Citing PatentFiling datePublication dateApplicantTitle
US5406283 *Apr 29, 1993Apr 11, 1995University Of WaterlooMulti-bit oversampled DAC with dynamic element matching
US5818372 *May 7, 1996Oct 6, 1998Yamaha CorporationFor converting a digital signal
US6097251 *May 29, 1998Aug 1, 2000Telefonaktiebolaget Lm EricssonPre-recorded sigma delta values for power amplifier control
US6111532 *Oct 13, 1998Aug 29, 2000Yamaha CorporationWaveform shaper and sigma-delta D/A converter
US6411139 *Jul 27, 2001Jun 25, 2002Infineon Technologies AgFrequency doubling circuit
US6577259 *Oct 6, 2000Jun 10, 2003Siemens AktiengesellschaftSigma-delta modulator
US7847714 *Mar 25, 2009Dec 7, 2010Renesas Electronics CorporationΔΣ-type A/D converter

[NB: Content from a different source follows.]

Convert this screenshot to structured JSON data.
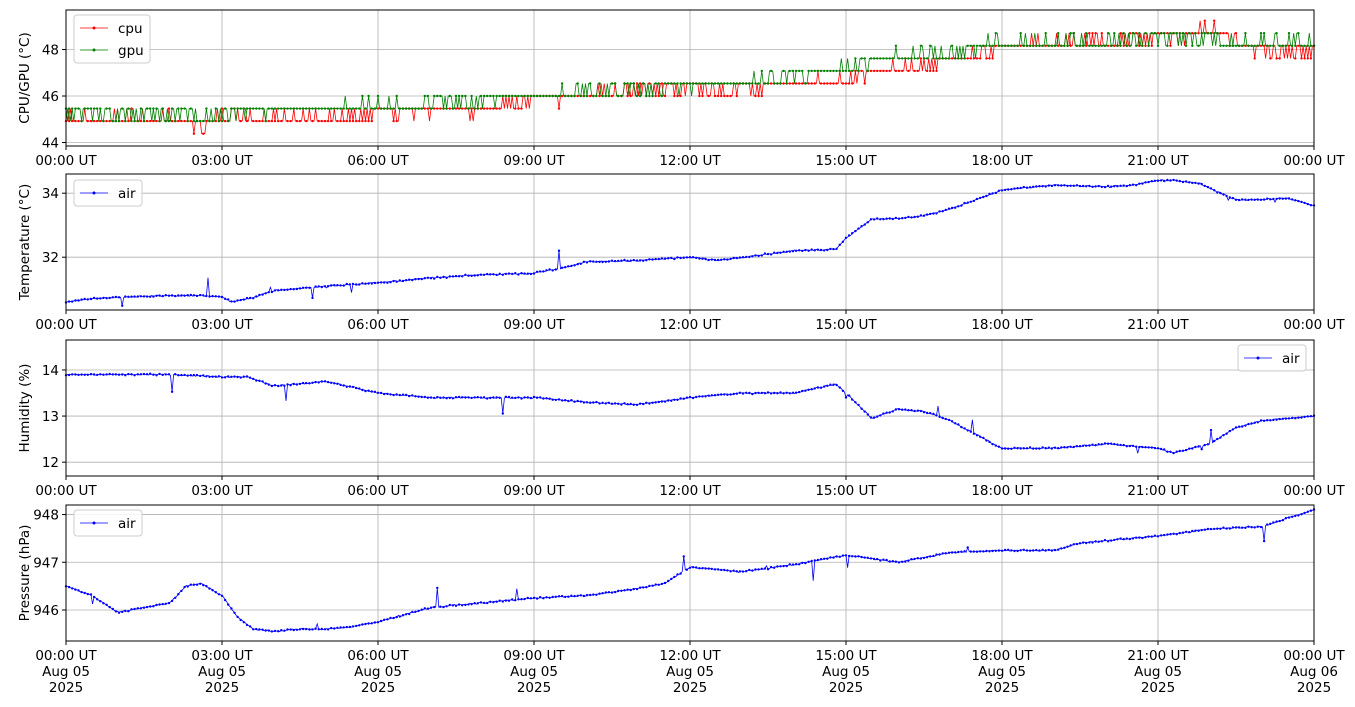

US7952506 *Oct 25, 2010May 31, 2011Renesas Electronics CorporationΔΣ-type A/D converter
Classifications
U.S. Classification341/143, 341/131
International ClassificationH03M3/02, H03M1/08
Cooperative ClassificationH03M3/35, H03M3/50
European ClassificationH03M3/30
Legal Events
DateCodeEventDescription
Dec 21, 2004FPAYFee payment
Year of fee payment: 12
Dec 14, 2000FPAYFee payment
Year of fee payment: 8
Dec 26, 1996FPAYFee payment
Year of fee payment: 4
Feb 26, 1993ASAssignment
Owner name: KABUSHIKI KAISHA TOSHIBA, JAPAN
Free format text: ASSIGNMENT OF ASSIGNORS INTEREST.;ASSIGNORS:MAJIMA, SHIN-ICHI;NAGATA, MITSURU;REEL/FRAME:006443/0884
Effective date: 19920323